"He's just a very, very athletic football player," coach Rotondi said of Abreu. "He plays wide-out for us. He goes up and makes some tremendous one-handed catches, he goes over people's backs. He has that type of athleticism.
"At the next level he could be a tight end, a wide receiver or he could be a defensive end or a linebacker. That's what makes him such a hot recruit, that he can fit into almost anyone's recruiting need, because of his size and his speed and his frame. It seems that almost everyone is recruiting him into what they need.
"He's the type of athlete the coaches that have come through and have seen tape think that he's a hunter on the field at linebacker. He's in the neighborhood of 6-3.5, 220-pounds. He probably runs about a 4.5 He led the team in tackles, he was first-team all-county and second team all-state."
While Abrea excels on the field at many positions, Rotondi thinks his best side of the ball is defense.
"As far as what his best position is, he's a tremendous linebacker," Rotondi said. "He hits with velocity; he has tremendous closing speed. You see on tape that he's back in a short zone, there's secondary contain and he sees an opening where he'll blow through and make a sack. He led the team with six sacks from the linebacker position."On defense he had 85 tackles, six sacks, two fumble recoveries, an interception and blocked three kicks," coach Rotondi said. "There's a marked difference with our defense when he's not on the field. He calls our signals and has done that for two years now."

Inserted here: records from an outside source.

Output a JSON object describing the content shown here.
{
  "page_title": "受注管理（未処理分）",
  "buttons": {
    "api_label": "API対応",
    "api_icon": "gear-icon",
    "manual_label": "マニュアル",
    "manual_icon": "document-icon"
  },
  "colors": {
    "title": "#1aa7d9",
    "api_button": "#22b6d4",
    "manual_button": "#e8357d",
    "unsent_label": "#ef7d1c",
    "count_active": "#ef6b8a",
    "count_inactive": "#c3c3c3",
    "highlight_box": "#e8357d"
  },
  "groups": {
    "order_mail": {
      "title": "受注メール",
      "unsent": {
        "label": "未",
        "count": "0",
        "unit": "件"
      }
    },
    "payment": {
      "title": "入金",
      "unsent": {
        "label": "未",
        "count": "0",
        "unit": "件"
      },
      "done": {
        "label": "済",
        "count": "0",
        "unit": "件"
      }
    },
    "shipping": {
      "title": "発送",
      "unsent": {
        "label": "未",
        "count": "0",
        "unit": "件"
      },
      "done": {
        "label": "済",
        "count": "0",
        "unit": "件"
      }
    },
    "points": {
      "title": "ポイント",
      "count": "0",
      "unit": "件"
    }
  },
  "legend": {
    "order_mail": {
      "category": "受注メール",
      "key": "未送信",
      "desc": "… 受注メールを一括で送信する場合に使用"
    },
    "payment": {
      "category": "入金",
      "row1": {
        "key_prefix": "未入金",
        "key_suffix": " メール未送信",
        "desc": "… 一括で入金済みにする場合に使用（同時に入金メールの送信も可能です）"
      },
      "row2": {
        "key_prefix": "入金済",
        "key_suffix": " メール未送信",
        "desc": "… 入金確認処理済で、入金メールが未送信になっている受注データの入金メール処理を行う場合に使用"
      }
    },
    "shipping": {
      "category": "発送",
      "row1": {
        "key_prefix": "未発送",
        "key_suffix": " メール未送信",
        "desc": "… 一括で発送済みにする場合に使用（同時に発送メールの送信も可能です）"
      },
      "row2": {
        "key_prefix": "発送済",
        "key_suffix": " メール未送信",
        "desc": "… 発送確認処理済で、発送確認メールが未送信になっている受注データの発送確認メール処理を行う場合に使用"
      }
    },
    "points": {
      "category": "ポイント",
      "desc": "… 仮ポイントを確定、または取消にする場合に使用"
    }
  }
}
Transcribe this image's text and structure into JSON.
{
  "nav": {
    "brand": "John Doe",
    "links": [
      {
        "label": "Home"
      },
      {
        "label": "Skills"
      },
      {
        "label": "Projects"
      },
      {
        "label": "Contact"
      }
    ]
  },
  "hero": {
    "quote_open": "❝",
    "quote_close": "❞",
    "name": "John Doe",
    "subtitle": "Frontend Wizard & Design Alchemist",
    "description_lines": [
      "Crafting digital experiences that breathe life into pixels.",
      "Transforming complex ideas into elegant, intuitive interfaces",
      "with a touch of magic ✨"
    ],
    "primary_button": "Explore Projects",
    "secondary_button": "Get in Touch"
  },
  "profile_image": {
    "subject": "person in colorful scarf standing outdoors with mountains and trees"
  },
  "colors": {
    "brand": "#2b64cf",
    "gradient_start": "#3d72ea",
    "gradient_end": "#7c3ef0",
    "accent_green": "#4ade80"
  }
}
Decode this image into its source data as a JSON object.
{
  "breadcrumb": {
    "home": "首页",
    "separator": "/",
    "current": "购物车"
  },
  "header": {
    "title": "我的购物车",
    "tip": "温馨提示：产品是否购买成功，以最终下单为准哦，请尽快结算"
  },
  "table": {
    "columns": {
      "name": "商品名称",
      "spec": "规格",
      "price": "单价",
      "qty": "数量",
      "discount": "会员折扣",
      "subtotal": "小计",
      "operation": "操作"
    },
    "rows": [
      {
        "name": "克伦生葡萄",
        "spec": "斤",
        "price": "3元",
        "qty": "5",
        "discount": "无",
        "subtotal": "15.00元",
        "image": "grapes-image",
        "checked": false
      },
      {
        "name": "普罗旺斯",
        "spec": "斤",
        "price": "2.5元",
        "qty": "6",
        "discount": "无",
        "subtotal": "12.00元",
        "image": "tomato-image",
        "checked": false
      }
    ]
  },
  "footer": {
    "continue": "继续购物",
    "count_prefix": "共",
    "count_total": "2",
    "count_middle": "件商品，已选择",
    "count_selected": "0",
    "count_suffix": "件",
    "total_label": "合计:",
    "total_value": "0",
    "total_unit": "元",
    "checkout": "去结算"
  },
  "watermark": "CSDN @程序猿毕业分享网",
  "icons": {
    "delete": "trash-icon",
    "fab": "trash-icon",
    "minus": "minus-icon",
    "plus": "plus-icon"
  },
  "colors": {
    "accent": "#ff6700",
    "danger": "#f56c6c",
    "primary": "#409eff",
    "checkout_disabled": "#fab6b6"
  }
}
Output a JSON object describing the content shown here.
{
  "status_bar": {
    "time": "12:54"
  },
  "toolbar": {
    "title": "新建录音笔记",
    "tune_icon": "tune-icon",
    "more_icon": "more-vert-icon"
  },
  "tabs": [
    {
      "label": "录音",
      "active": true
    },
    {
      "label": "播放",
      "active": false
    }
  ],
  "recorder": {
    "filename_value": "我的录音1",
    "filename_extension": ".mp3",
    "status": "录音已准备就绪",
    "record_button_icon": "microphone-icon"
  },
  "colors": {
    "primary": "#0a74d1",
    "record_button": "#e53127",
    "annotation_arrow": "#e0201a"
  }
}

With Abreu already having the size as a junior to play linebacker at the college level, one would expect that he would grow into a college defensive end.
"Sure, I could see that," coach Rotondi said. "I don't know if they wouldn't want him to get up to 240 pounds and still play linebacker because he's that athletic. To be honest with you, if he gets much above that you're talking about moving him over to tight end and having a 260-pound tight end, because he's so athletic."
Not only is Abreu a fantastic athlete, but he might actually be a better person off the field.
"The kid, as a person, is one of the nicest kids that I have coached," Rontondi said of Abreu's off the field demeanor. "He's a super kid to coach. He's personable, nice, and modest. He's well liked in the school by everybody – everybody."
"He definitely plays with a mean streak, but he knows when to turn it on and turn it off," Rotondi added. "He's very polite and handles himself as a gentleman when he's in the building, so the teachers assume that he's a gentle giant, when he gets on the field he's anything but a gentleman."
Rotondi beams about his standout athlete now, but all the mail from college recruiters is starting to put a strain the coach's back.
"Florida, Michigan State, Alabama, Mississippi, Michigan, you name it, he gets a ton of mail every day," coach Rotondi commented. "He's got boxes and boxes of boxes of mail.
"There have been some schools that have been in already; Maryland, West Virginia and Rutgers, who have already offered. Boston College and Michigan State have also been in. We expect that he'll be a blue-chip 30 or 40 offer guy."
Rotondi said that Notre had not been through to talk to him about Abreu, but he said that the Irish staff does know about him.
"They have been in touch and we sent out a film," coach Rotondi said of Notre Dame's interest in Abreu. "Generally the top-flight schools will get back with you in January when they get their recruiting classes set, so I expect them back in January. "
Rotondi is also aware of the New Jersey roots some of the Irish coaches have.
"Of course coach Weis," he said of the New Jersey connections on Notre Dame's staff. "Rob Ianello, the recruiting coordinator is from our area, He recruited Rashard Casey when I was at Hoboken. That's where I know him from.
"Bernie Parmalee, he's from my county. I remember him playing here. He's a legendary name in Hudson County. He played at Lincoln high school and we played them every year."